Frankfurt am Main — German prosecutors said on Tuesday that they have charged three Volkswagen (VW) managers and three employees with fraud as part of their investigation into the huge “dieselgate” emissions-cheating scandal.

Brunswick prosecutors accuse the six of knowingly duping customers in Europe and the US into buying diesel cars rigged with “illegal software” to make them seem less polluting than they actually were.

The six face charges of “serious fraud, indirect falsification of certificates and tax fraud” related to actions between 2006 and 2015, the prosecutors said in a statement.

German prosecutors are investigating dozens of current and former employees over the scandal that erupted in September 2015 when VW admitted to installing software in 11-million diesel-powered vehicles worldwide to skew emissions tests.

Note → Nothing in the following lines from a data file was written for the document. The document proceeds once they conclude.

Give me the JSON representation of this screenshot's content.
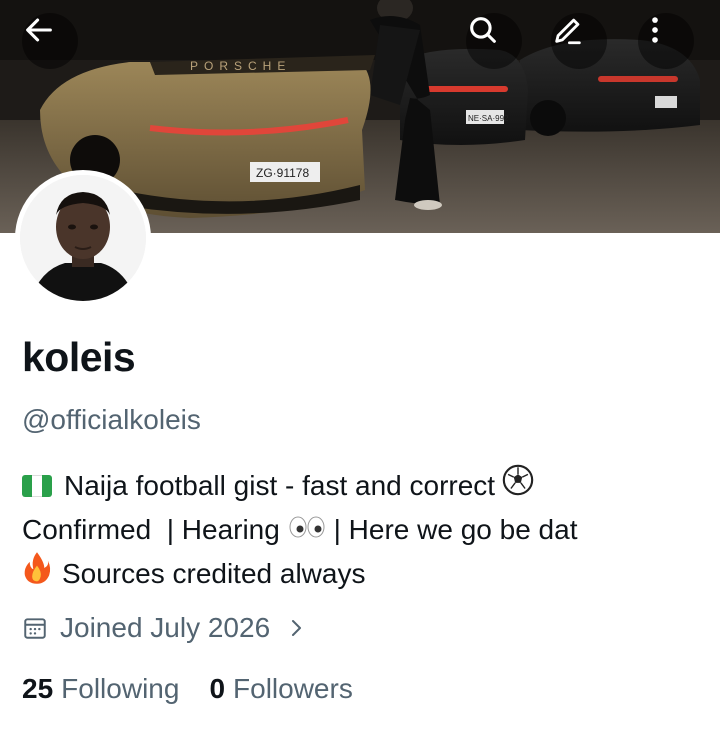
{
  "profile": {
    "name": "koleis",
    "handle": "@officialkoleis",
    "bio": {
      "line1_text": "Naija football gist - fast and correct",
      "line2_text": "Confirmed  | Hearing",
      "line2_after": " | Here we go be dat",
      "line3_text": "Sources credited always"
    },
    "joined": "Joined July 2026",
    "following_count": "25",
    "following_label": "Following",
    "followers_count": "0",
    "followers_label": "Followers"
  },
  "banner": {
    "plate_left": "ZG·91178",
    "plate_mid": "NE·SA·992",
    "brand": "PORSCHE"
  },
  "icons": {
    "back": "back-arrow-icon",
    "search": "search-icon",
    "edit": "edit-pencil-icon",
    "more": "more-vertical-icon",
    "calendar": "calendar-icon",
    "chevron": "chevron-right-icon"
  },
  "colors": {
    "text_primary": "#0f1419",
    "text_secondary": "#536471",
    "car_gold": "#8a7446",
    "tail_light": "#d83a2e"
  }
}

The “defeat” devices allowed some cars to spew out up to 40 times more harmful nitrogen oxide than legally allowed.

A total of 11 people have now been formally charged over the cheating by German prosecutors, including former VW CEO Martin Winterkorn who stepped down days after the scandal broke. The former CEO of VW’s luxury Audi subsidiary, Rupert Stadler, has also been charged with fraud, falsifying certifications and illegal advertising.

The Brunswick prosecutors said the six latest suspects helped bring vehicles to market that were wrongly certified. Additionally, in Germany, certain vehicles unlawfully benefited from tax rebates for being assigned the Euro six rating reserved for the newest and, in theory, least polluting diesel engines.

Three of the accused are executives alleged to have played an active role in the scam, while the three other employees “are accused of helping” with the fraudulent acts.

“In particular, they were knowingly and willingly involved in the development, refinement and improvement of the manipulating software,” the statement said.

More than four years after “dieselgate”, the VW group, which includes the Porsche, Seat and Škoda brands, remains mired in legal woes at home and abroad. The scandal has so far cost the car behemoth over €30bn in fines, buybacks and compensation — including a huge settlement with about 600,000 car owners in the US.

Earlier this month, VW said it would open talks to possibly settle a mass lawsuit in Germany brought by some 400,000 duped diesel owners.